● **Supplied records**:
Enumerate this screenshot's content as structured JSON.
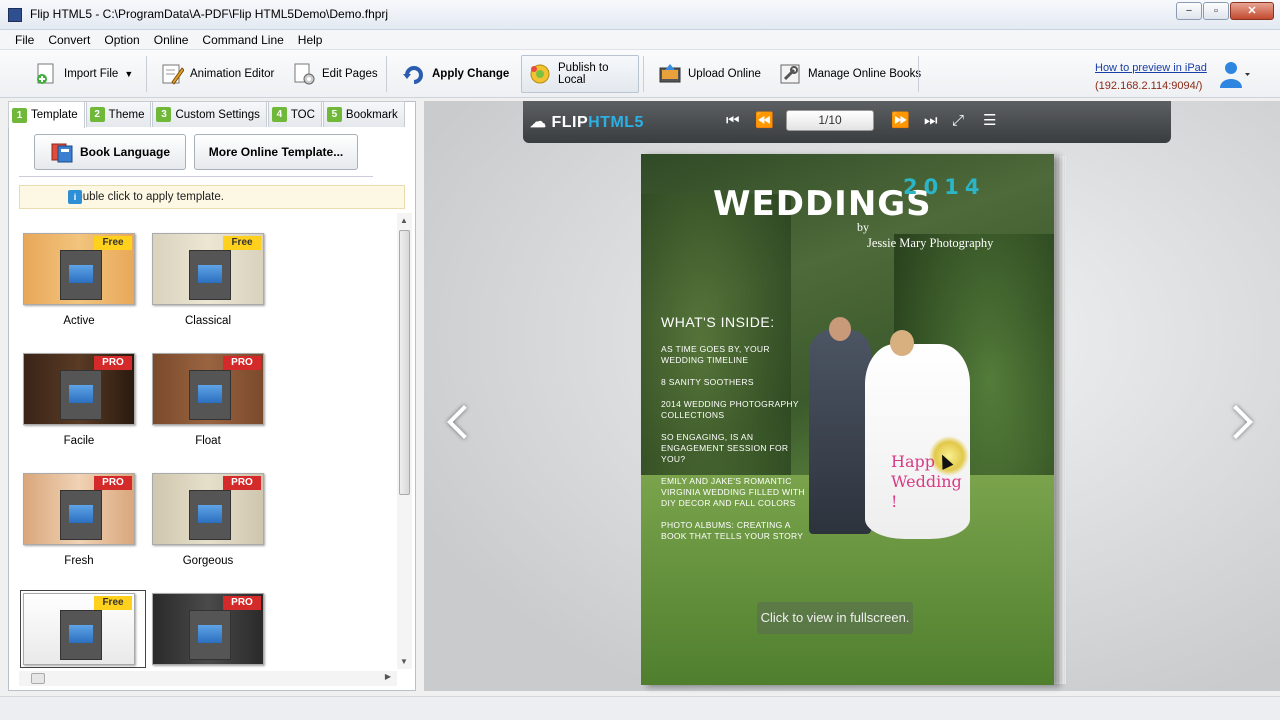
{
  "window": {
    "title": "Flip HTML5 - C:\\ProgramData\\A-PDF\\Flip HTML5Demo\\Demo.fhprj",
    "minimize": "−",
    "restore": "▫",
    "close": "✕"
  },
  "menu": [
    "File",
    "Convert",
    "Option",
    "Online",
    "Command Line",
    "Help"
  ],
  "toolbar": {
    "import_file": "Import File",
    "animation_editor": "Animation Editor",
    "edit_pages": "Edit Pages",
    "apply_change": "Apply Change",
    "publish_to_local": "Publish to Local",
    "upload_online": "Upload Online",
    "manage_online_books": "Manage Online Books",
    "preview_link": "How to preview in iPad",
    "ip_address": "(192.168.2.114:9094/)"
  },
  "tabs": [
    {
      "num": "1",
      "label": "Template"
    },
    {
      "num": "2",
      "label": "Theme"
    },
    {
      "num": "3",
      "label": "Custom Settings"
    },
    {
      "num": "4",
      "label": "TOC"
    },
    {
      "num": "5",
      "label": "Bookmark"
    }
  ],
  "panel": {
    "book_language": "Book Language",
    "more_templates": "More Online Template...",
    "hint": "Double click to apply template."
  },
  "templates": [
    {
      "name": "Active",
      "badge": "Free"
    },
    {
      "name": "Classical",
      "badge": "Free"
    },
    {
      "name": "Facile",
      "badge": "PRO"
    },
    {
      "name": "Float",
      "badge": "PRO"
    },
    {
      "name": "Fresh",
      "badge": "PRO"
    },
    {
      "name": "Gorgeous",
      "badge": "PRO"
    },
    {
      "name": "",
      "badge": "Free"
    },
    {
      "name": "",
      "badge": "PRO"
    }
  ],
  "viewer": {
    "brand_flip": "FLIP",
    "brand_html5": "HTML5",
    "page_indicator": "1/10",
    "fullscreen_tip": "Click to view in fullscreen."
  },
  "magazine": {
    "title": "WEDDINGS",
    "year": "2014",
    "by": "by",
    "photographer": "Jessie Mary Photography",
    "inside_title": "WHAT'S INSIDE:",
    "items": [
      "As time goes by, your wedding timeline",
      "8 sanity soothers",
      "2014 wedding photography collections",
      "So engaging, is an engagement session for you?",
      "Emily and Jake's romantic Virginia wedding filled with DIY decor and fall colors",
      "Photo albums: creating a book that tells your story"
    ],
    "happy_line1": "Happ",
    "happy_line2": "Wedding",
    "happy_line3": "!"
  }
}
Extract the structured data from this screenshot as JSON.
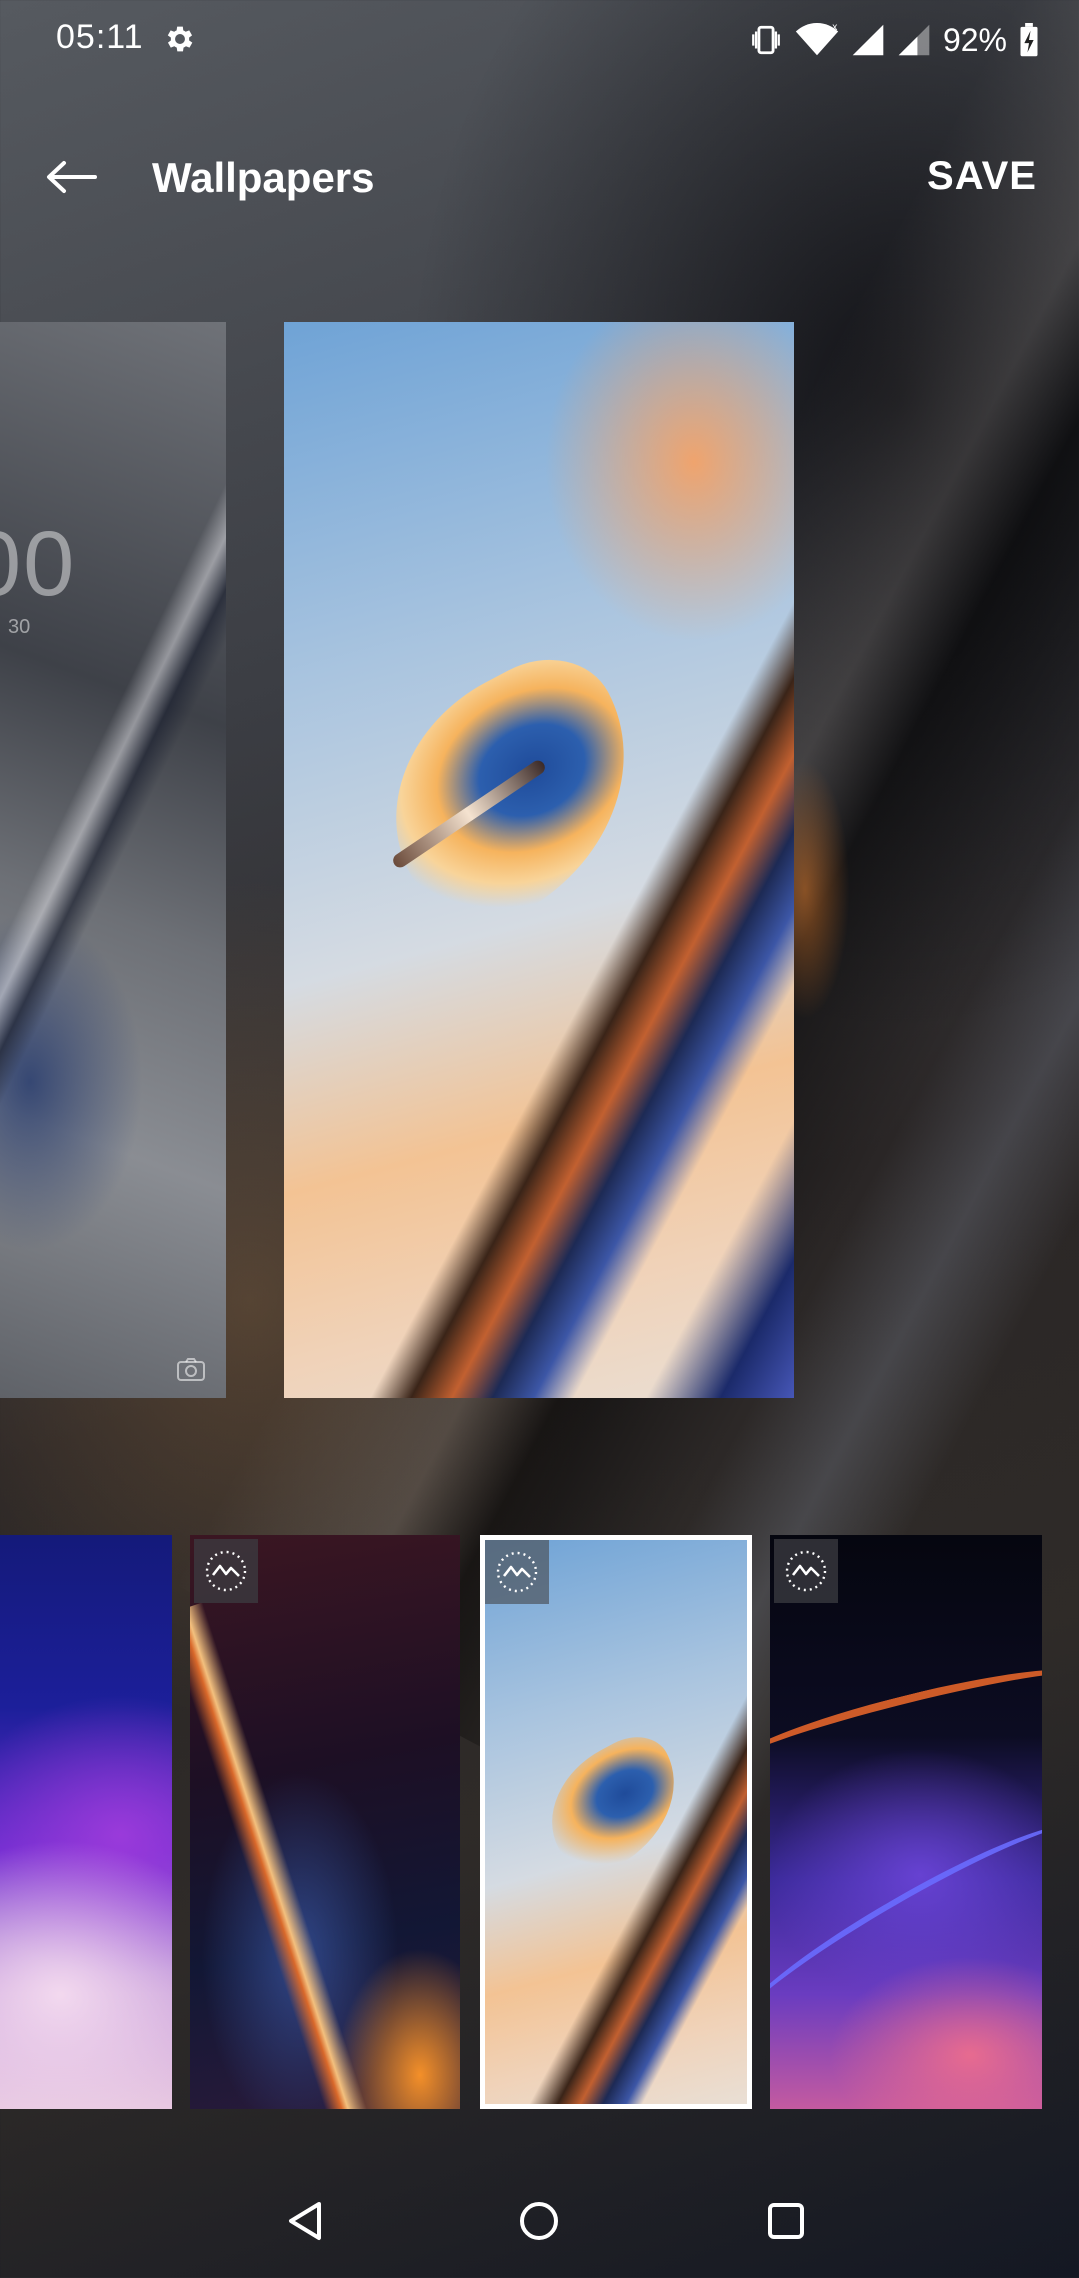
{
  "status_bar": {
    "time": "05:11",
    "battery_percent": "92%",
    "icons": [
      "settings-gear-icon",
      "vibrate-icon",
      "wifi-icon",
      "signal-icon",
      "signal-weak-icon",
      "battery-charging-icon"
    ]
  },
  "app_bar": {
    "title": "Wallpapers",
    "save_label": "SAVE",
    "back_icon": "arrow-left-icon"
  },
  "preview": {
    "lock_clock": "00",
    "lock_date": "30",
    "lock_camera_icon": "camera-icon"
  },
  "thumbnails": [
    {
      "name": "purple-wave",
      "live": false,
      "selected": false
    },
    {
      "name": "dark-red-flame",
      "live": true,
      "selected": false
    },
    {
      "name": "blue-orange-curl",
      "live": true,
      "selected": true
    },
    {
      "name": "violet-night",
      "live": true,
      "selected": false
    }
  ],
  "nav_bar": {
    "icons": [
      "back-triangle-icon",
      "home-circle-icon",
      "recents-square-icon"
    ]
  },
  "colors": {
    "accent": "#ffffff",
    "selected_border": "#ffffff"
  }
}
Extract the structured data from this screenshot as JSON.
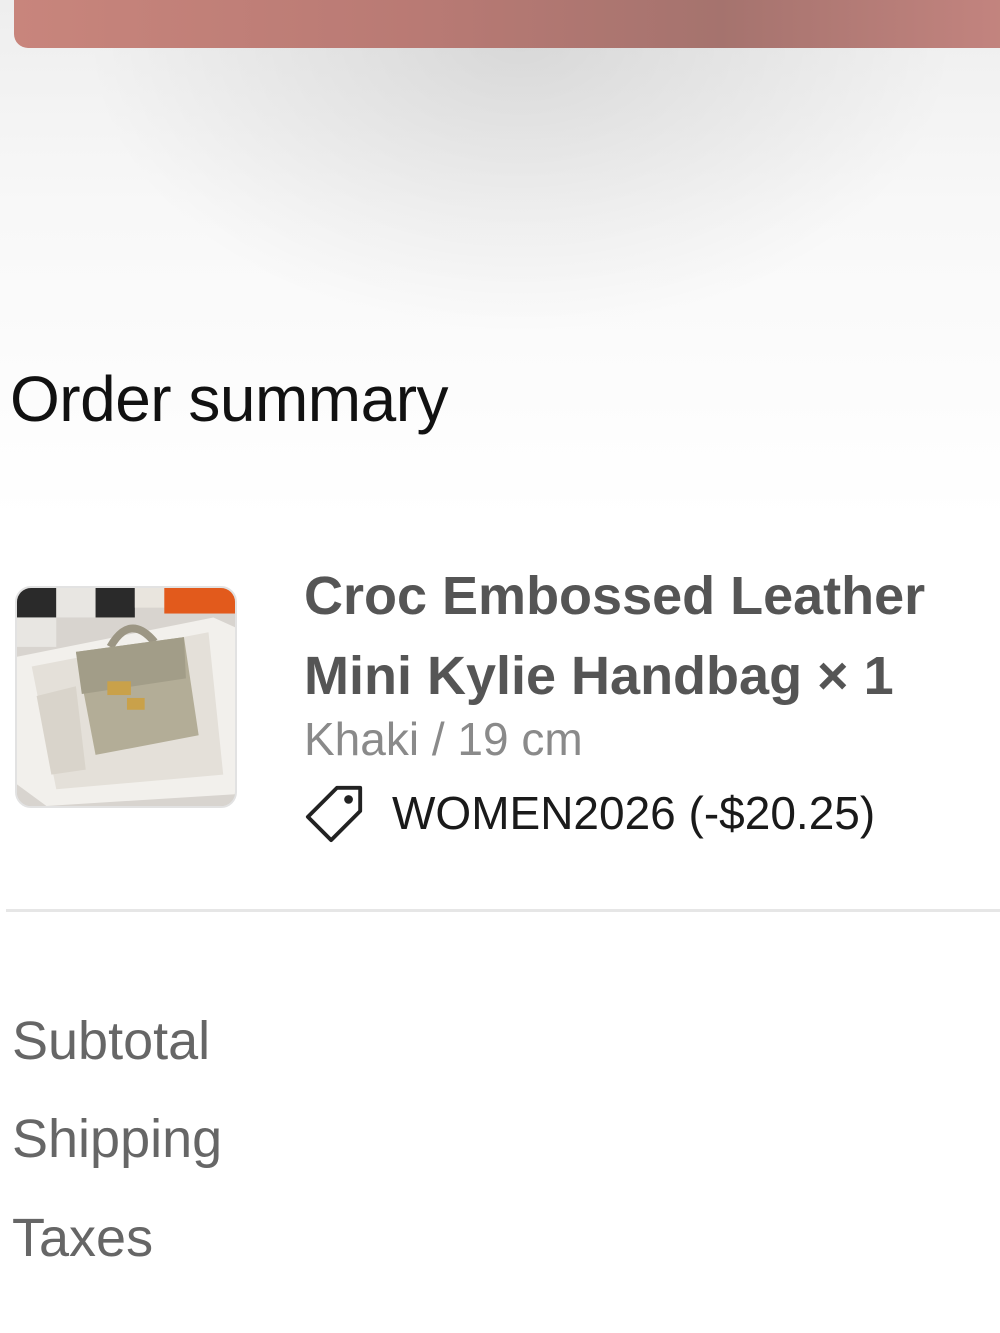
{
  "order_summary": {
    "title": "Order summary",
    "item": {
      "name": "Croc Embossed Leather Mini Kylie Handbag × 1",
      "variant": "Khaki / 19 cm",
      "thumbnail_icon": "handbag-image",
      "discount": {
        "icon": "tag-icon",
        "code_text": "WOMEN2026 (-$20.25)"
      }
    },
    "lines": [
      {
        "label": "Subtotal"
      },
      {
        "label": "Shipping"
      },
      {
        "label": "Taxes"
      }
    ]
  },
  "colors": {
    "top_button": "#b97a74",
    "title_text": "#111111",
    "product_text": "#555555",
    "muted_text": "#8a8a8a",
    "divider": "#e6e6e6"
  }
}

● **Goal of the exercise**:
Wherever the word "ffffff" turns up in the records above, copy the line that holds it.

● **Solution to this problem**:
    "accent": "#ffffff",
    "selected_border": "#ffffff"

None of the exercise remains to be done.